Giving is another of the central practices of Lent. Christians have historically used the term “almsgiving.” In a world where so much of our material success is a result of luck (a result of the country in which were born etc.), giving to those with material needs is a way of pursuing justice. It can be something else too. Many people I talk to also say that for them giving is a expression of their thankfulness. Continue reading “Lent IV – Giving”
“To you O Lord, I lift up my soul. O my God, in you I trust . . . .”
I once asked a monk what qualified as prayer. I was asking because my own practice of prayer had evolved quite a bit in the previous decade of my life. Really, to say it “evolved” gives the wrong impression. The way I prayed had changed, not just once but several times.
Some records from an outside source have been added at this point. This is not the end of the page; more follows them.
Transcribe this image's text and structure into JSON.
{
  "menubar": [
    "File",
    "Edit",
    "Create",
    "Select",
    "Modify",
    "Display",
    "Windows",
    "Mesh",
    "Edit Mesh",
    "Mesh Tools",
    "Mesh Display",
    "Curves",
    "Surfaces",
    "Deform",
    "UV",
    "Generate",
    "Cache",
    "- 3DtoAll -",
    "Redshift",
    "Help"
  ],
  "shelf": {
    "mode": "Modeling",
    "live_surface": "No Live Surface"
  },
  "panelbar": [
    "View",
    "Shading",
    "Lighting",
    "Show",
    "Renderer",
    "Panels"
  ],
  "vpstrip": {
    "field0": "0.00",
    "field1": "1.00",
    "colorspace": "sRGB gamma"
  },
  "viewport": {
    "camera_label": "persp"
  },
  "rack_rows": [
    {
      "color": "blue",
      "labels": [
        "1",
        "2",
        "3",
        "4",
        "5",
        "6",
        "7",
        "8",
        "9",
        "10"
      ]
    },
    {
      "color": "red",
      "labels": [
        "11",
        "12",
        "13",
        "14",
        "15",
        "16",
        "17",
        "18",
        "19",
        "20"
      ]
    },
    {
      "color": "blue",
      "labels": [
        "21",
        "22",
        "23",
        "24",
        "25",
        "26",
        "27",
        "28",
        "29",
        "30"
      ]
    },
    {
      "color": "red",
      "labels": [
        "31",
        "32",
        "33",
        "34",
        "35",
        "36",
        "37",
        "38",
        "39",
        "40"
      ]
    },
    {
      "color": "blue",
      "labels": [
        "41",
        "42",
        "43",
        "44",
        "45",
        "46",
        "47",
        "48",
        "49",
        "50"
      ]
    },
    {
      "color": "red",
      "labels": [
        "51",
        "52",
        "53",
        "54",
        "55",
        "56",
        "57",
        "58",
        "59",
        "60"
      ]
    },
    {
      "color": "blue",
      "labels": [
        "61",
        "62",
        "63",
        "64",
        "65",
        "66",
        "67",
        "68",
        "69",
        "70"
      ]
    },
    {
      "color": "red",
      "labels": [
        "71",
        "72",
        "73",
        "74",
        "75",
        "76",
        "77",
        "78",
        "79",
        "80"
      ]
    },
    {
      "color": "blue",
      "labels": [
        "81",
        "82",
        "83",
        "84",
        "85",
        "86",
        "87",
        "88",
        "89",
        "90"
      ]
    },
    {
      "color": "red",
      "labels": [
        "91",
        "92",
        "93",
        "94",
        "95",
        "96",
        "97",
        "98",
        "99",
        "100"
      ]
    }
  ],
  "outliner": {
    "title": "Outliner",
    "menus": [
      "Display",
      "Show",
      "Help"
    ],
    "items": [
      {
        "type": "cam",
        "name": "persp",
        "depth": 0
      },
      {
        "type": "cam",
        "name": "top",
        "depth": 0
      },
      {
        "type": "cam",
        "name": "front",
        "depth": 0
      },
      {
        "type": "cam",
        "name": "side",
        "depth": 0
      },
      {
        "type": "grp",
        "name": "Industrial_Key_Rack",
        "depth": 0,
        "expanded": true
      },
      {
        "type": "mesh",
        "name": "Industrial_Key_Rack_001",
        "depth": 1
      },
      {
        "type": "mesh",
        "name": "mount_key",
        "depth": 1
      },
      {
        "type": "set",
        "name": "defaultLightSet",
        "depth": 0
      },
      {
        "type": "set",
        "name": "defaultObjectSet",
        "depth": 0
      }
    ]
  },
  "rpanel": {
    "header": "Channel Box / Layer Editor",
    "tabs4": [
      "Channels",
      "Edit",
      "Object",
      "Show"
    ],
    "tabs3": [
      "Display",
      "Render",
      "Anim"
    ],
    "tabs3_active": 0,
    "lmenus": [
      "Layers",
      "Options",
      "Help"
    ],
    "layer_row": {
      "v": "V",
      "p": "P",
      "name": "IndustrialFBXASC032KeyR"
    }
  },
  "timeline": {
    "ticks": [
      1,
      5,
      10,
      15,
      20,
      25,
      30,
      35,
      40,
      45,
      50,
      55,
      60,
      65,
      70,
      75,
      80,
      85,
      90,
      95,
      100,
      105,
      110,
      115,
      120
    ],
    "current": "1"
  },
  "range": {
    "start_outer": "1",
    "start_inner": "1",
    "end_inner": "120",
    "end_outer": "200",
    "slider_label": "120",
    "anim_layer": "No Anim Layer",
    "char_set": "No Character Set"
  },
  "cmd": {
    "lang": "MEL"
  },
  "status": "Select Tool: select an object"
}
These changes weren’t prompted by the idea that my contemplative practice was getting better; I wasn’t becoming a professional or anything like that. The changes happened simply because a new way of praying seemed to fit a particular situation. As a graduate student I found myself most often praying in either a formal worship service or while I ran. Most of that prayer was verbal: questions, sorting and sifting. When I began working fulltime the best space for prayer was during my walking commute to my office: the beauty of mornings, the cracked sidewalks, winter ice—all of these became analogies of God’s way with the world. Then, during a sabbatical, I began praying something equivalent to the daily office. I appreciated the structure of that way of praying. It was good to be drawn out of myself into ancient forms of encountering God. Continue reading “Lent I – Prayer”
I stood beside an Indigenous man, an artist born on an Ontario First Nation. He was, oddly enough, wearing an Amish straw hat. I asked him about the prints he had displayed on the table in front of us. I could see the connection in his work to that of the widely-celebrated Ojibwa artist Norval Morriseau. He seemed pleased when I mentioned it. The story of the artist I was talking with, the little I know of it at least, is worth telling. But it’s not my story to tell. Our conversation drifted to the link he and I shared: his people had been sent to institutions known as Indian Residential Schools; my people had run them. Continue reading “A Failure of Good Intentions”